Eastenders actress Gillian Taylforth won't get a penny following the death of her ex-fiancé Geoff Knights, as he hadn't made a will.
The soap star was with Knights for 23 years, until they split in 2009, and had two children with him: 23-year-old Jessica and Harrison, aged 16. The relationship was a rocky one, with Taylforth needing three stitches in her scalp after Knights beat her up on their 20th anniversary.
She now lives with fiancé Dave Fairbairn, 60.
Aged just 58, Knights died in November 2013 of a stomach cancer that had been diagnosed only three months earlier. And, because he and Taylforth weren't married and he hadn't made a will, his estate will be shared by the couple's children.
Despite once having made a fortune with a chain of photocopying shops, Knights left less than £22,000.
He's far from alone in not having got round to writing a will - fewer than half of British adults have, according to a survey last October. Most people say they are too young to worry about it, while many more think they don't have enough assets to make it worthwhile.
"Writing a will clearly has significant emotional implications, so it's likely that people delay doing it through a mixture of denial and simply not getting around to it," says Karen Barrett, chief executive of financial advice service unbiased.co.uk.
But, she adds, "People should also remember that it's simple, inexpensive, and saves families from a significant amount of extra stress. Now that pension freedom has completely rewritten the rule book on what can and cannot be inherited, making your wishes legally binding has never been more essential."
It's particularly important in the case of unmarried couples: while many people believe they have rights as a 'common-law' spouse, this isn't actually the case. Instead, the estate will go to relatives, with children at the top of the list. The Citizens Advice Bureau has the details, here.
And making a will needn't be difficult. If your financial affairs are particularly straightforward, you can even do it using a £15 form, available from the likes of WH Smith.

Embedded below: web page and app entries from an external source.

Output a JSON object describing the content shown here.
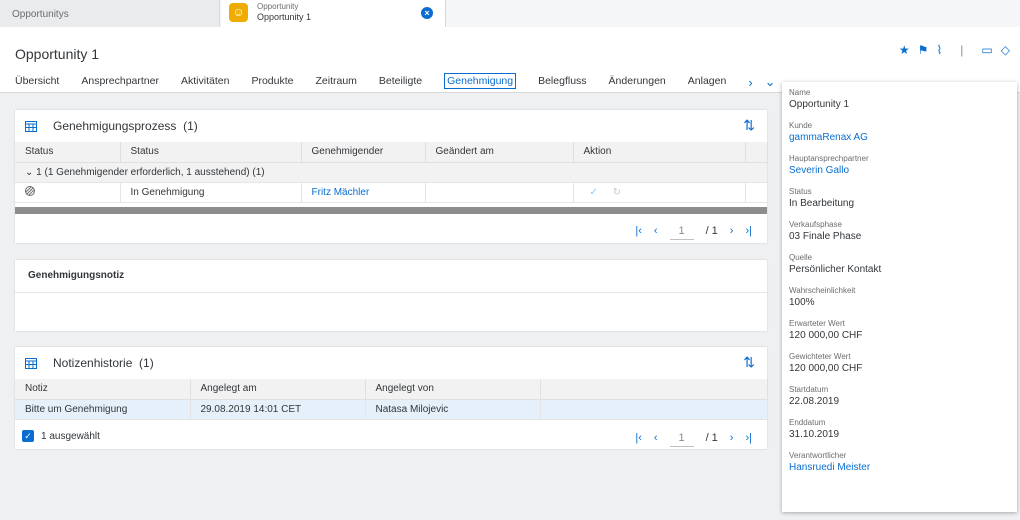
{
  "tabbar": {
    "tab1_label": "Opportunitys",
    "tab2_type": "Opportunity",
    "tab2_name": "Opportunity 1"
  },
  "header": {
    "title": "Opportunity 1",
    "tabs": [
      "Übersicht",
      "Ansprechpartner",
      "Aktivitäten",
      "Produkte",
      "Zeitraum",
      "Beteiligte",
      "Genehmigung",
      "Belegfluss",
      "Änderungen",
      "Anlagen"
    ],
    "active_tab": "Genehmigung"
  },
  "approval": {
    "title": "Genehmigungsprozess",
    "count": "(1)",
    "columns": [
      "Status",
      "Status",
      "Genehmigender",
      "Geändert am",
      "Aktion"
    ],
    "group_label": "1 (1 Genehmigender erforderlich, 1 ausstehend) (1)",
    "row": {
      "status": "In Genehmigung",
      "approver": "Fritz Mächler",
      "changed": ""
    },
    "pager": {
      "page": "1",
      "total": "/ 1"
    }
  },
  "note": {
    "title": "Genehmigungsnotiz"
  },
  "history": {
    "title": "Notizenhistorie",
    "count": "(1)",
    "columns": [
      "Notiz",
      "Angelegt am",
      "Angelegt von"
    ],
    "row": {
      "note": "Bitte um Genehmigung",
      "created": "29.08.2019 14:01 CET",
      "by": "Natasa Milojevic"
    },
    "selected": "1 ausgewählt",
    "pager": {
      "page": "1",
      "total": "/ 1"
    }
  },
  "side": {
    "fields": [
      {
        "label": "Name",
        "value": "Opportunity 1",
        "link": false
      },
      {
        "label": "Kunde",
        "value": "gammaRenax AG",
        "link": true
      },
      {
        "label": "Hauptansprechpartner",
        "value": "Severin Gallo",
        "link": true
      },
      {
        "label": "Status",
        "value": "In Bearbeitung",
        "link": false
      },
      {
        "label": "Verkaufsphase",
        "value": "03 Finale Phase",
        "link": false
      },
      {
        "label": "Quelle",
        "value": "Persönlicher Kontakt",
        "link": false
      },
      {
        "label": "Wahrscheinlichkeit",
        "value": "100%",
        "link": false
      },
      {
        "label": "Erwarteter Wert",
        "value": "120 000,00 CHF",
        "link": false
      },
      {
        "label": "Gewichteter Wert",
        "value": "120 000,00 CHF",
        "link": false
      },
      {
        "label": "Startdatum",
        "value": "22.08.2019",
        "link": false
      },
      {
        "label": "Enddatum",
        "value": "31.10.2019",
        "link": false
      },
      {
        "label": "Verantwortlicher",
        "value": "Hansruedi Meister",
        "link": true
      }
    ]
  }
}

For more security, a solicitor will charge around £100-£300 for a reasonably simple will.